Task prompt —
Print out the data below in full and exactly, skipping the pictures.

Page and application data records —
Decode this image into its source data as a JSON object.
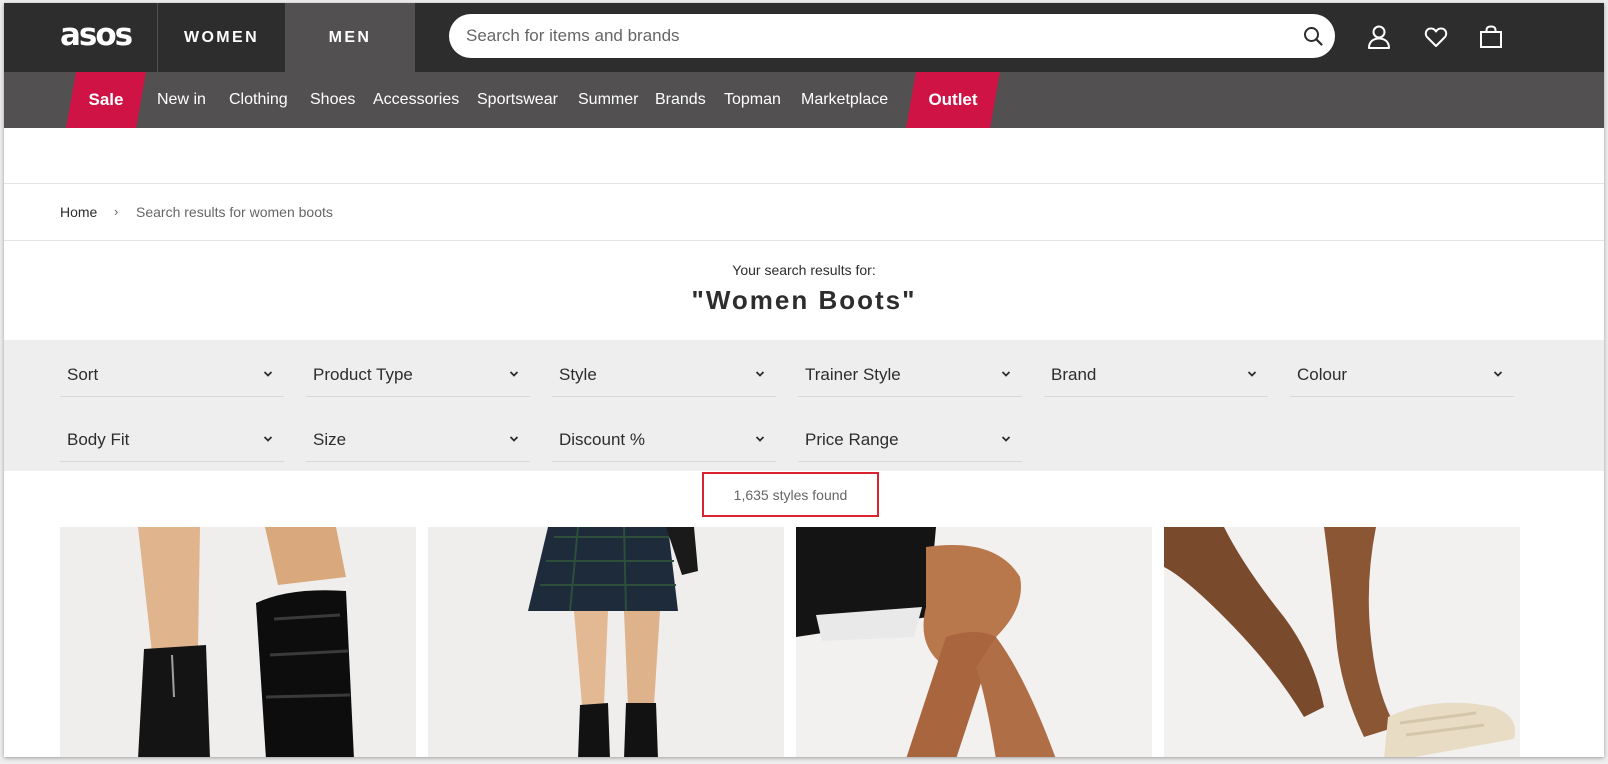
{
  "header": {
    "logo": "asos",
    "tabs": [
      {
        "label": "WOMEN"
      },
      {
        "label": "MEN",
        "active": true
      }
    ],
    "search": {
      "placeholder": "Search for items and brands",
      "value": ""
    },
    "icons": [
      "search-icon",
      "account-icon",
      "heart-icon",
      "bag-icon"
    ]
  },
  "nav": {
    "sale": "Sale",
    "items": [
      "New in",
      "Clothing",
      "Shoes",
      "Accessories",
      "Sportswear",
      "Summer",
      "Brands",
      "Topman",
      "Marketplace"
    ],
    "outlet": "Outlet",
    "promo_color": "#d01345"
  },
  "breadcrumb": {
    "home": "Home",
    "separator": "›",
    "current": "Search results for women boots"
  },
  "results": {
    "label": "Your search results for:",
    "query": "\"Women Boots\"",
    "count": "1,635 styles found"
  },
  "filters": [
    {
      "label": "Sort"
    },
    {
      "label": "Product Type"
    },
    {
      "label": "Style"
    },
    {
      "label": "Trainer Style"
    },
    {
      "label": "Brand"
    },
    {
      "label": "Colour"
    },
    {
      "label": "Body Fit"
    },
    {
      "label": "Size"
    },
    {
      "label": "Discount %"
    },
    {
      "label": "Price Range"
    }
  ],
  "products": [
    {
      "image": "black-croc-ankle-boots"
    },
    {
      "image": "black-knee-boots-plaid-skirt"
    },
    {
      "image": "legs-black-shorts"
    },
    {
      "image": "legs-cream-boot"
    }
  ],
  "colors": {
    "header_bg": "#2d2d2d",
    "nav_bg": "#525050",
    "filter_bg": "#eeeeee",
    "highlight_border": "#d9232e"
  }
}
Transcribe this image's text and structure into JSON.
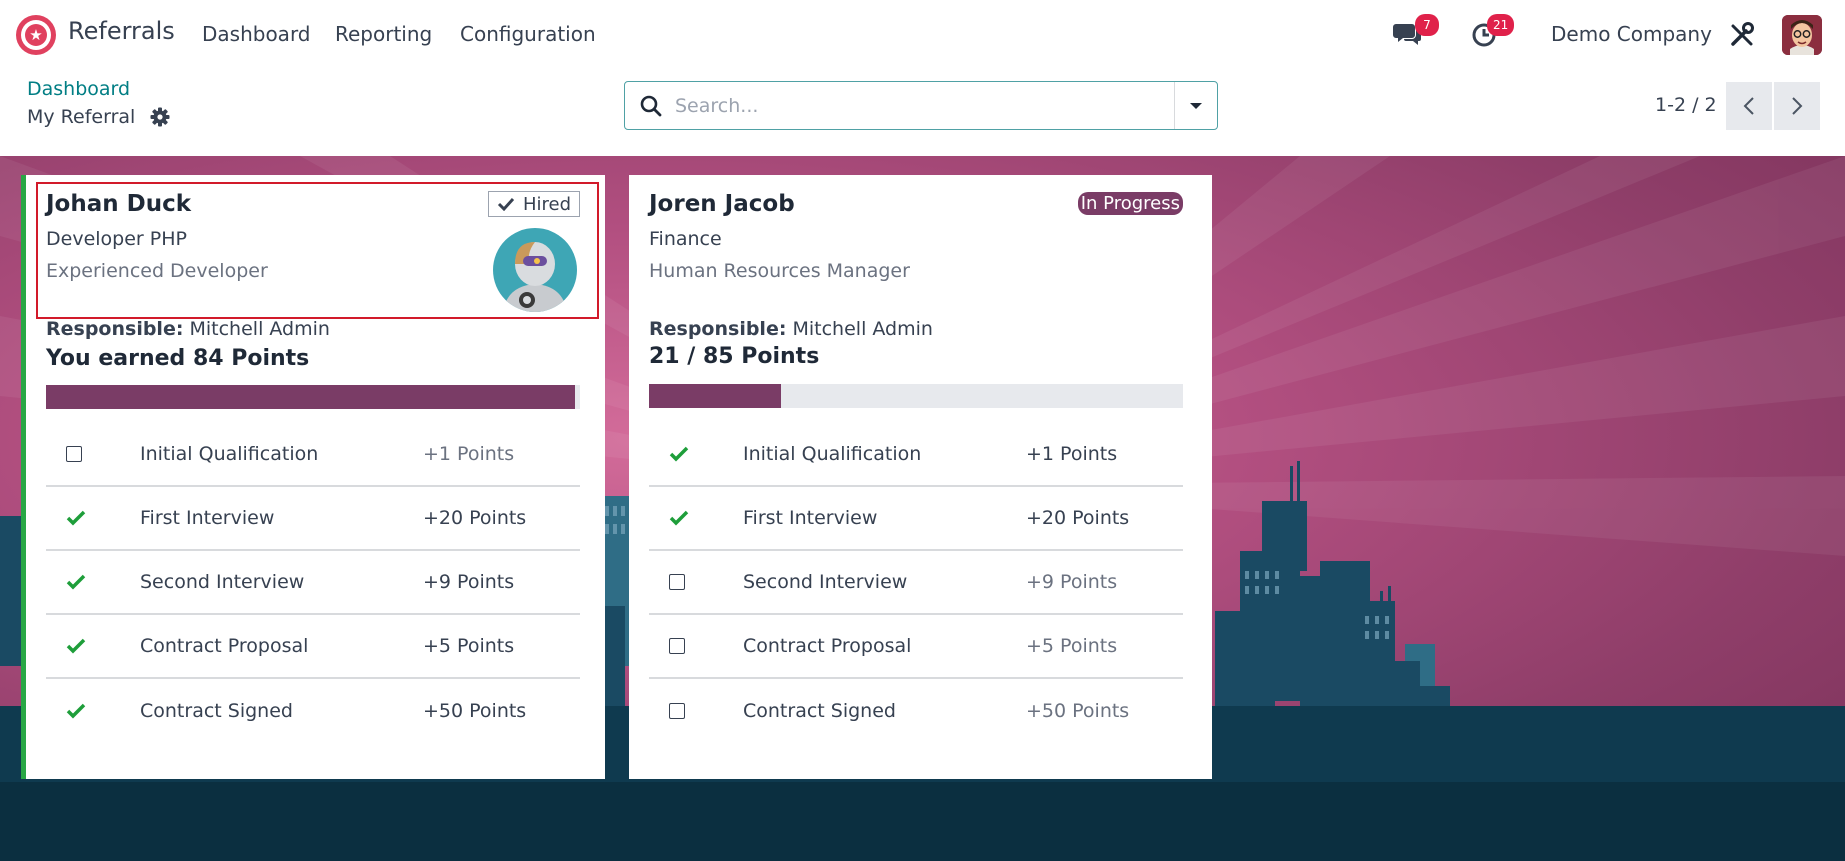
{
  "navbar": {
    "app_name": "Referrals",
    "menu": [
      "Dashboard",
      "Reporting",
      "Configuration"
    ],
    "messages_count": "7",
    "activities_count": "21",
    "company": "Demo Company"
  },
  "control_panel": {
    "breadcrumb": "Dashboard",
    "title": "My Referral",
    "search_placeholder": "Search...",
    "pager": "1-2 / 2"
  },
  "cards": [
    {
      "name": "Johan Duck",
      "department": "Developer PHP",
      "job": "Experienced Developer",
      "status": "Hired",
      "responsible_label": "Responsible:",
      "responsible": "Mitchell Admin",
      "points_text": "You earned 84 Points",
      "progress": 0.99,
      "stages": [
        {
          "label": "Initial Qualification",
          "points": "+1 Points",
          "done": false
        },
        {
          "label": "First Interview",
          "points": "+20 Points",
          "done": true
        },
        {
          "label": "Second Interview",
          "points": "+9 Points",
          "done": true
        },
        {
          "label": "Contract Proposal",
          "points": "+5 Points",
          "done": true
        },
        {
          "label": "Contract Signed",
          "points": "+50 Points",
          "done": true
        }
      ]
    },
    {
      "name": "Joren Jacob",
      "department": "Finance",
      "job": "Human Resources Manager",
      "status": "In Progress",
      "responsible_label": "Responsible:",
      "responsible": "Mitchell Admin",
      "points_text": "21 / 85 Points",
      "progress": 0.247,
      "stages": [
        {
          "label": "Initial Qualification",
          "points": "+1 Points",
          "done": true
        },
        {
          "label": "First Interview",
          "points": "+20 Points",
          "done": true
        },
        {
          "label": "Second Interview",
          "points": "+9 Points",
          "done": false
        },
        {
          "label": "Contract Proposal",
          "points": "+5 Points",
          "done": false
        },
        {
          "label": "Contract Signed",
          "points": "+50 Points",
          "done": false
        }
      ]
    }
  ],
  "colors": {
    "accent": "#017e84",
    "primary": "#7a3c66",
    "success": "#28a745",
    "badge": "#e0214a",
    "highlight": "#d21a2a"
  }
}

Solution to the problem —
Decode this image into its source data as a JSON object.
{
  "header": {
    "logo": "asos",
    "tabs": [
      {
        "label": "WOMEN"
      },
      {
        "label": "MEN",
        "active": true
      }
    ],
    "search": {
      "placeholder": "Search for items and brands",
      "value": ""
    },
    "icons": [
      "search-icon",
      "account-icon",
      "heart-icon",
      "bag-icon"
    ]
  },
  "nav": {
    "sale": "Sale",
    "items": [
      "New in",
      "Clothing",
      "Shoes",
      "Accessories",
      "Sportswear",
      "Summer",
      "Brands",
      "Topman",
      "Marketplace"
    ],
    "outlet": "Outlet",
    "promo_color": "#d01345"
  },
  "breadcrumb": {
    "home": "Home",
    "separator": "›",
    "current": "Search results for women boots"
  },
  "results": {
    "label": "Your search results for:",
    "query": "\"Women Boots\"",
    "count": "1,635 styles found"
  },
  "filters": [
    {
      "label": "Sort"
    },
    {
      "label": "Product Type"
    },
    {
      "label": "Style"
    },
    {
      "label": "Trainer Style"
    },
    {
      "label": "Brand"
    },
    {
      "label": "Colour"
    },
    {
      "label": "Body Fit"
    },
    {
      "label": "Size"
    },
    {
      "label": "Discount %"
    },
    {
      "label": "Price Range"
    }
  ],
  "products": [
    {
      "image": "black-croc-ankle-boots"
    },
    {
      "image": "black-knee-boots-plaid-skirt"
    },
    {
      "image": "legs-black-shorts"
    },
    {
      "image": "legs-cream-boot"
    }
  ],
  "colors": {
    "header_bg": "#2d2d2d",
    "nav_bg": "#525050",
    "filter_bg": "#eeeeee",
    "highlight_border": "#d9232e"
  }
}
Transcribe this image's text and structure into JSON.
{
  "navbar": {
    "app_name": "Referrals",
    "menu": [
      "Dashboard",
      "Reporting",
      "Configuration"
    ],
    "messages_count": "7",
    "activities_count": "21",
    "company": "Demo Company"
  },
  "control_panel": {
    "breadcrumb": "Dashboard",
    "title": "My Referral",
    "search_placeholder": "Search...",
    "pager": "1-2 / 2"
  },
  "cards": [
    {
      "name": "Johan Duck",
      "department": "Developer PHP",
      "job": "Experienced Developer",
      "status": "Hired",
      "responsible_label": "Responsible:",
      "responsible": "Mitchell Admin",
      "points_text": "You earned 84 Points",
      "progress": 0.99,
      "stages": [
        {
          "label": "Initial Qualification",
          "points": "+1 Points",
          "done": false
        },
        {
          "label": "First Interview",
          "points": "+20 Points",
          "done": true
        },
        {
          "label": "Second Interview",
          "points": "+9 Points",
          "done": true
        },
        {
          "label": "Contract Proposal",
          "points": "+5 Points",
          "done": true
        },
        {
          "label": "Contract Signed",
          "points": "+50 Points",
          "done": true
        }
      ]
    },
    {
      "name": "Joren Jacob",
      "department": "Finance",
      "job": "Human Resources Manager",
      "status": "In Progress",
      "responsible_label": "Responsible:",
      "responsible": "Mitchell Admin",
      "points_text": "21 / 85 Points",
      "progress": 0.247,
      "stages": [
        {
          "label": "Initial Qualification",
          "points": "+1 Points",
          "done": true
        },
        {
          "label": "First Interview",
          "points": "+20 Points",
          "done": true
        },
        {
          "label": "Second Interview",
          "points": "+9 Points",
          "done": false
        },
        {
          "label": "Contract Proposal",
          "points": "+5 Points",
          "done": false
        },
        {
          "label": "Contract Signed",
          "points": "+50 Points",
          "done": false
        }
      ]
    }
  ],
  "colors": {
    "accent": "#017e84",
    "primary": "#7a3c66",
    "success": "#28a745",
    "badge": "#e0214a",
    "highlight": "#d21a2a"
  }
}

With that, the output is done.